Today I received a call from an after-school program director regarding one of my students. The retired teacher that volunteers there was getting frustrated with my student because he told her he finished his homework and turned it in, which he did. This was an issue because they have a forty minute homework time. So you can see the wrench this throws in the machine. If there is a forty minute homework time and a kid has finished their homework and there is an retired teacher there that expects the kids to have homework, there is going to be a problem. The system doesn't work without homework. People get frustrated, kids get in trouble, things crumble. 

This conversation made me realize how much the whole educational apparatus expects and in some way relies on homework. Administrators expect it as proof that you have high expectations for your students and are pushing them to achieve. For the after school programs I know of, homework is a major part. Parents expect it as something for their kids to do at home, something they can make them do while they're making dinner or taking a well-deserved rest after working all day. 

I started the year with no homework and then acquiesced after too many people couldn't conceptualize the absence of homework. They had had homework growing up, so their children should too. School=homework.

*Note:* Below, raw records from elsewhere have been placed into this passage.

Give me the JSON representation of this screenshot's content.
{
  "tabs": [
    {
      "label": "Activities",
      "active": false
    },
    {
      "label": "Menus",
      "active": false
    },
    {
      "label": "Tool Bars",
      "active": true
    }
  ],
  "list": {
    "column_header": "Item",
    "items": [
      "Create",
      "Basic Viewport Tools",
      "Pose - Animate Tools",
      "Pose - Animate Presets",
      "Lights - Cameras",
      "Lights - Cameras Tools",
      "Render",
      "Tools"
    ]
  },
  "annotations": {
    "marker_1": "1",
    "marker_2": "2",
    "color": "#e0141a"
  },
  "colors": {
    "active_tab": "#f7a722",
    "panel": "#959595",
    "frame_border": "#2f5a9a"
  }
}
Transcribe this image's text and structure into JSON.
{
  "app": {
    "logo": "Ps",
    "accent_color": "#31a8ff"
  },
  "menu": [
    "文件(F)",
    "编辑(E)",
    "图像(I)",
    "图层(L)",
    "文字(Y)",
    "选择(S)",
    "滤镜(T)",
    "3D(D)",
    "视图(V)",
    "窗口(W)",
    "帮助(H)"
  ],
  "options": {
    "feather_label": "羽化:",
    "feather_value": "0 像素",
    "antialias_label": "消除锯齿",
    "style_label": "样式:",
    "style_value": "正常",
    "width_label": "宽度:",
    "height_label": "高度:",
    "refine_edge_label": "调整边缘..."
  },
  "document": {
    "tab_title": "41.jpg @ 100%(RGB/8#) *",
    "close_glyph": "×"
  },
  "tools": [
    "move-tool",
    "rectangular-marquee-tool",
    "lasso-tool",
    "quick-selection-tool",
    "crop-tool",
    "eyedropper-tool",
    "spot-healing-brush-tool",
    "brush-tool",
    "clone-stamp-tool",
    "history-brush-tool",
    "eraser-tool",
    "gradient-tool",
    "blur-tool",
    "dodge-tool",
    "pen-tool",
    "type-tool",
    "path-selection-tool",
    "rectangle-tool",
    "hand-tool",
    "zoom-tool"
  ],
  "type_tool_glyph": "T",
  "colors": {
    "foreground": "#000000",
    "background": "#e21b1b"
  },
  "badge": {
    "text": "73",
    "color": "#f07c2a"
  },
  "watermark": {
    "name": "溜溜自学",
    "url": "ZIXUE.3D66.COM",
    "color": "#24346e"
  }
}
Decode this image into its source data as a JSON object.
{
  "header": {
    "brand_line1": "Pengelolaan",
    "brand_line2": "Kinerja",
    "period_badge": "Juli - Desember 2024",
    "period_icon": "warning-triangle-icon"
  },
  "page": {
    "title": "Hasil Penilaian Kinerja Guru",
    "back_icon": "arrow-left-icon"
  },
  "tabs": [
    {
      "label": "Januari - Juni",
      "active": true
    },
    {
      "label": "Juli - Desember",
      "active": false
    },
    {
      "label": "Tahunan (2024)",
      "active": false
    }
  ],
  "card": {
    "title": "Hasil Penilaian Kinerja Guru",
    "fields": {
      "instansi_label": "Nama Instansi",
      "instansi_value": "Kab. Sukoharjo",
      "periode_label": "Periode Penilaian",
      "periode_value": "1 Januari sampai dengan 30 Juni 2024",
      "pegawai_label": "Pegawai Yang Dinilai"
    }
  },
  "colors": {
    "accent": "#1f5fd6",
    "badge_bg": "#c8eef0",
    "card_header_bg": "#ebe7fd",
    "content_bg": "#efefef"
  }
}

But it seems that in some areas, it's become merely a tool to keep kids occupied, to keep them busy. There is a lot of research out right now that actually shows homework isn't that valuable, especially in the primary years. There is something to be said for the work-ethic and habit it develops, but at what cost?

Time with family. Interactions with peers. Interactions with the world. Enjoyment of life. The cost of homework. Which may be okay, just as long as we understand that exchange and are sure the benefit outweighs the cost.

There are so many pieces of this educational world that we have come to just accept. We don't question a lot of it. James Herndon, long time California educator in inner-city schools, wrote a book called The Way It Spozed to Be. In it, he hammers the point that this system we are perpetuating was created for a different time by people that are long dead. We do things in the classroom because that is the way things are "spozed" to be done, not because we believe those things to be good for student learning and development. And I agree to a certain extent--we reproduce what we experienced and what everyone around us is doing, largely without a challenge.

Yet here I am, giving out homework.